I return to an earlier question regarding the timeframe. The previous scheme was announced in 2017. Groups have been getting down to work since then. It took about a year at that stage for applications to be processed. If this scheme were to be opened tomorrow morning, it would still be almost 2020 before it would be possible to make an application. The Minister will understand the urgency given the absence of a scheme since 2017. There has been a gap in funding for three years. How quickly will a new scheme be put in place? Will the Minister ensure that this scheme is given more urgency? In addition, will the scheme have the scale of funding needed for projects such as the Briery Gap in Macroom and many others as well? As an example, an investment of €1.5 million in the redevelopment in Macroom would facilitate the provision of a €4 million regional and national cultural centre.

I call Deputy Calleary for a supplementary question.

I would like to intervene on this topic as well. Is the Minister giving any consideration to an ongoing programme of minor works for arts venues? Many such venues find that they do not have the money to do basic daily and annual maintenance. That builds up into a greater need for capital expenditure over time. In the context of the Arts Council review, will the Minister consider a minor works scheme that will allow such basic work to be done on an ongoing basis? To make a broader point, does she have plans, given the extra running costs and current expenditures, such as utility costs and insurance costs, to increase the level of expenditure of capitation on our various arts venues? Many of those venues have not had an increase in funding in many years.

Taking Deputy Moynihan's question first, the Arts Council, in conjunction with local government, via the CCMA, commissioned an independent strategic review of the network of venues and arts centres throughout the country. I am waiting on that report. This point also addresses Deputy Calleary's question. That report will inform the type of cultural capital scheme that we will put in place. I take Deputy Calleary's points on board. At the moment, however, it is possible for any arts centre to apply for funding for maintenance works. We have funded different arts centres that were having difficulties such as a leak, an issue with rewiring or similar problems. Small amounts of funding are available to help address such issues.

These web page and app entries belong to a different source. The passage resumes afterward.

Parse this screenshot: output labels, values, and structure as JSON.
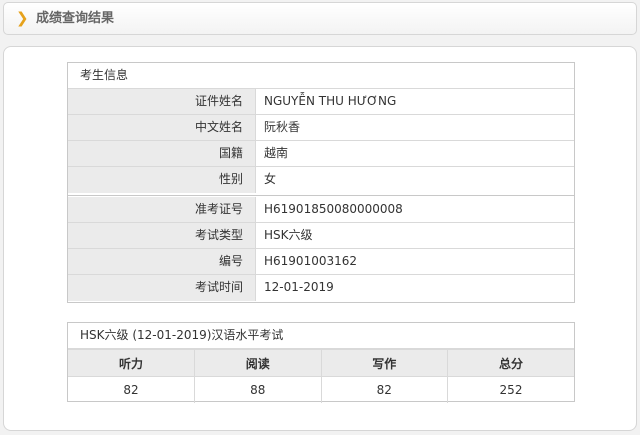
{
  "header": {
    "title": "成绩查询结果"
  },
  "info": {
    "section_title": "考生信息",
    "rows": [
      {
        "label": "证件姓名",
        "value": "NGUYỄN THU HƯƠNG"
      },
      {
        "label": "中文姓名",
        "value": "阮秋香"
      },
      {
        "label": "国籍",
        "value": "越南"
      },
      {
        "label": "性别",
        "value": "女"
      },
      {
        "label": "准考证号",
        "value": "H61901850080000008"
      },
      {
        "label": "考试类型",
        "value": "HSK六级"
      },
      {
        "label": "编号",
        "value": "H61901003162"
      },
      {
        "label": "考试时间",
        "value": "12-01-2019"
      }
    ]
  },
  "scores": {
    "section_title": "HSK六级 (12-01-2019)汉语水平考试",
    "columns": [
      "听力",
      "阅读",
      "写作",
      "总分"
    ],
    "values": [
      "82",
      "88",
      "82",
      "252"
    ]
  },
  "colors": {
    "accent": "#e6a21c",
    "label_bg": "#ebebeb",
    "border": "#c8c8c8"
  }
}
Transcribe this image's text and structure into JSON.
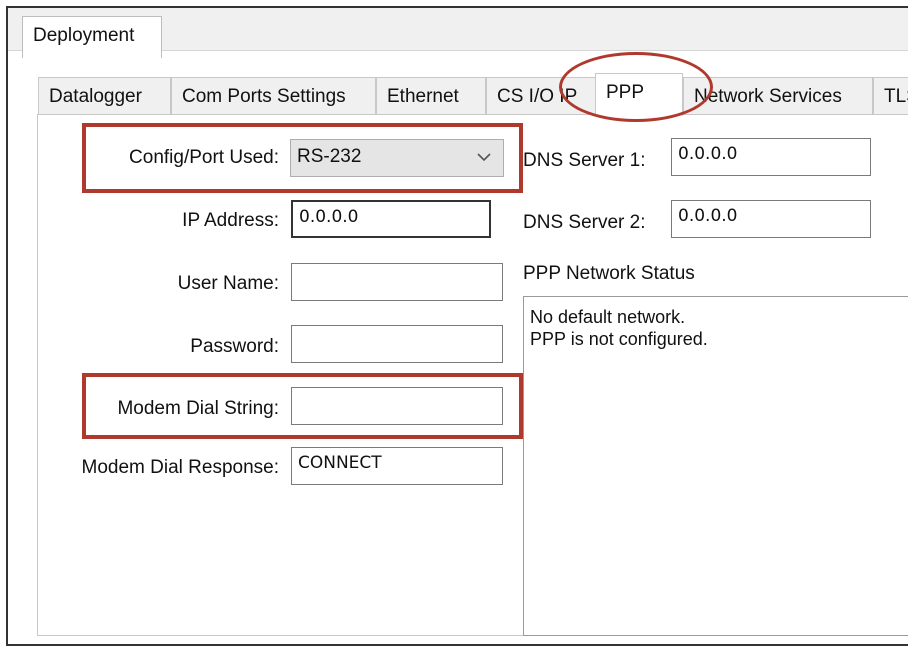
{
  "top_tab": "Deployment",
  "tabs": [
    {
      "label": "Datalogger"
    },
    {
      "label": "Com Ports Settings"
    },
    {
      "label": "Ethernet"
    },
    {
      "label": "CS I/O IP"
    },
    {
      "label": "PPP"
    },
    {
      "label": "Network Services"
    },
    {
      "label": "TLS"
    }
  ],
  "active_tab": "PPP",
  "form": {
    "config_port": {
      "label": "Config/Port Used:",
      "value": "RS-232"
    },
    "ip_address": {
      "label": "IP Address:",
      "value": "0.0.0.0"
    },
    "user_name": {
      "label": "User Name:",
      "value": ""
    },
    "password": {
      "label": "Password:",
      "value": ""
    },
    "modem_dial_string": {
      "label": "Modem Dial String:",
      "value": ""
    },
    "modem_dial_response": {
      "label": "Modem Dial Response:",
      "value": "CONNECT"
    },
    "dns1": {
      "label": "DNS Server 1:",
      "value": "0.0.0.0"
    },
    "dns2": {
      "label": "DNS Server 2:",
      "value": "0.0.0.0"
    }
  },
  "status": {
    "title": "PPP Network Status",
    "lines": [
      "No default network.",
      "PPP is not configured."
    ]
  },
  "highlight_color": "#b0392d",
  "icons": {
    "dropdown": "chevron-down-icon"
  }
}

I appreciate that urgency is required from the perspective of both Deputies, and indeed from my own. I am anxious to help artists and arts centres. From our experience to date, the Department has noted that it is better value for money to provide smaller grants to organisations. The maximum grant that would be likely in that context would be about €200,000 to €300,000. It is most likely, however, that a smaller capital scheme for amounts up to €50,000 will be announced. I take on board the points made by the Deputies, and I understand the emphasis that Deputy Moynihan places on the need for urgency regarding the Briery Gap theatre redevelopment.

We will take the question from Deputy Wallace next. I ask the Minister to respond immediately. Deputy Wallace will then have one supplementary question because time is running out. I am being very kind to the Deputy as these are his last days in the House.

Questions Nos. 31 and 32 replied to with Written Answers.